Today is the day the Affordable Health Care act starts to take on meaning. The government has set up a Health Insurance Marketplace– –where people can sign up or learn more. However, the digital demands have overloaded the system so you may find delays in viewing pages or logging in for information. So while your waiting for the internet to clear up, you can read some info–specific to seniors with Medicare– in an article here:

While the Obama administration is stepping up efforts encouraging uninsured Americans to enroll in health coverage from the new online insurance marketplaces, officials are planning a campaign to convince millions of seniors to please stay away – don’t call and don’t sign up.

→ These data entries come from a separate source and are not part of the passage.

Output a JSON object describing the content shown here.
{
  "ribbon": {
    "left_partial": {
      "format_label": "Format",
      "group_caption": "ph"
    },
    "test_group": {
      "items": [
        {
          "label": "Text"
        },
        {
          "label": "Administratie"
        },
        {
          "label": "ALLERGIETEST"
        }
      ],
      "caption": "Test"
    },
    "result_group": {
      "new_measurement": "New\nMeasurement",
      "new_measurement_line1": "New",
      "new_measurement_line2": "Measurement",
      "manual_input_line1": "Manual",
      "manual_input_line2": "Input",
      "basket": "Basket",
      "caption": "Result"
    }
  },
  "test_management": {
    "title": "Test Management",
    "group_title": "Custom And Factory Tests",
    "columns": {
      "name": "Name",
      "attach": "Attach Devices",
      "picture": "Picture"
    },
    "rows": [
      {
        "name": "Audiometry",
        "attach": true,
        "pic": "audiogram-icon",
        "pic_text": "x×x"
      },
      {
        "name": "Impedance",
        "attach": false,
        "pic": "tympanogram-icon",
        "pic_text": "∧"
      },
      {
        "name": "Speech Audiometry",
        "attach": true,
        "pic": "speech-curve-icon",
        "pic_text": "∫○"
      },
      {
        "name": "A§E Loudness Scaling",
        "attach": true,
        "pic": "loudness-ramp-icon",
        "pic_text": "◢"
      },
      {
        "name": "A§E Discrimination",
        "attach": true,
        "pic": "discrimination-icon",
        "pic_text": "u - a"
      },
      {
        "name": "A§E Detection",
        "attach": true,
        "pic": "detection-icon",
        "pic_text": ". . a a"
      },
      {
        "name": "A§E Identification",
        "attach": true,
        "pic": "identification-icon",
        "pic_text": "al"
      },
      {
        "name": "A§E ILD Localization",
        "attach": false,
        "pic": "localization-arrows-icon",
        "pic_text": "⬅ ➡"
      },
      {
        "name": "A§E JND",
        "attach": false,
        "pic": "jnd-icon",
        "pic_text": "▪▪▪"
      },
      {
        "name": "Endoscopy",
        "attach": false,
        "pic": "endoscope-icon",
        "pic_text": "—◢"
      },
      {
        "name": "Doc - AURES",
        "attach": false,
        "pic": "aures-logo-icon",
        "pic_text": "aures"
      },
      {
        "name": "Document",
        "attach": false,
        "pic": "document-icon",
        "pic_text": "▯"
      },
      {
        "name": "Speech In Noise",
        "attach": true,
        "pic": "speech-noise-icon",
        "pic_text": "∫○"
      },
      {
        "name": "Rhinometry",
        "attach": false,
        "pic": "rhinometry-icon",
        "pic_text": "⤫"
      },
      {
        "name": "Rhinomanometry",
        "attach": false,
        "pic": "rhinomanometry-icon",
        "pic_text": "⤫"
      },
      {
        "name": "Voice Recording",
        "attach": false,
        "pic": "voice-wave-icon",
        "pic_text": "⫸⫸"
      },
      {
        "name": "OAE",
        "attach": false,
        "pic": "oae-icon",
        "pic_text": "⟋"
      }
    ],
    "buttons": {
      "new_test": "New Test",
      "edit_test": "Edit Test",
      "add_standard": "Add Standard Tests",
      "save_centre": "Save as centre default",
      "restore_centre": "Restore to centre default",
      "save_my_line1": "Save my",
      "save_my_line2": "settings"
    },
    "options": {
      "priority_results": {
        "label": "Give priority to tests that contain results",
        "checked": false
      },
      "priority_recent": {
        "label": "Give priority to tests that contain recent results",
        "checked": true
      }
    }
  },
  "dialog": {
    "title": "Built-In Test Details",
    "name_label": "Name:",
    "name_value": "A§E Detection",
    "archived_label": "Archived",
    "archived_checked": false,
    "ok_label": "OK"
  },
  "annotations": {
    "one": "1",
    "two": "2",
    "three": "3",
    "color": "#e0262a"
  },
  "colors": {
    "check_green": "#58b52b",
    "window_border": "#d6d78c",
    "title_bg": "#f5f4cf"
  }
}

“We want to reassure Medicare beneficiaries that they are already covered, their benefits are not changing and the marketplace doesn’t require them to do anything,” said Michele Patrick, Medicare’s deputy director for communications.

Learn how the new health law works for you and your family

medicare-pillTo reinforce the message, she said the 2014 “Medicare & You” handbook – the 100-plus-page guide that will be sent to 52 million Medicare beneficiaries next month — contains a prominent notice: “The Health Insurance Marketplace, a key part of the Affordable Care Act, will take effect in 2014. It’s a new way for individuals, families, and employees of small businesses to get health insurance. Medicare isn’t part of the Marketplace.”

Still, it can be easy to get the wrong impression.

“You hear programs on the radio about the health care law and they never talk about seniors and what we are supposed to do,” said Barbara Bonner, 72, of Reston, Va. “Do we have to go sign up like they’re saying everyone else has to? Does the new law apply to us seniors at all and if so, how?”

Enrollment in health plans offered on the marketplaces, also called exchanges, begins Oct. 1 and runs for six months. Meanwhile, the two-month sign-up period for private health plans for millions of Medicare beneficiaries begins Oct. 15. In that time, seniors can shop for a private health plan known as Medicare Advantage, pick a drug insurance policy or buy a supplemental Medigap plan. And in nearly two dozen states, some Medicare beneficiaries who also qualify for Medicaid may be choosing private managed care plans. None of these four kinds of coverage will be offered in the health law’s marketplaces.

Since many of the same insurance companies offering coverage for seniors will also sell and advertise policies in the marketplaces, seniors may have a hard time figuring out which options are for them.

“Over the next six months seniors will be bombarded with information and a lot of it will be conflicting and confusing,” said Nick Quealy-Gainer, Medicare task force coordinator for Champaign County Health Care Consumers, an Illinois advocacy group.

Read full article>


Brian A. Raphan, Esq.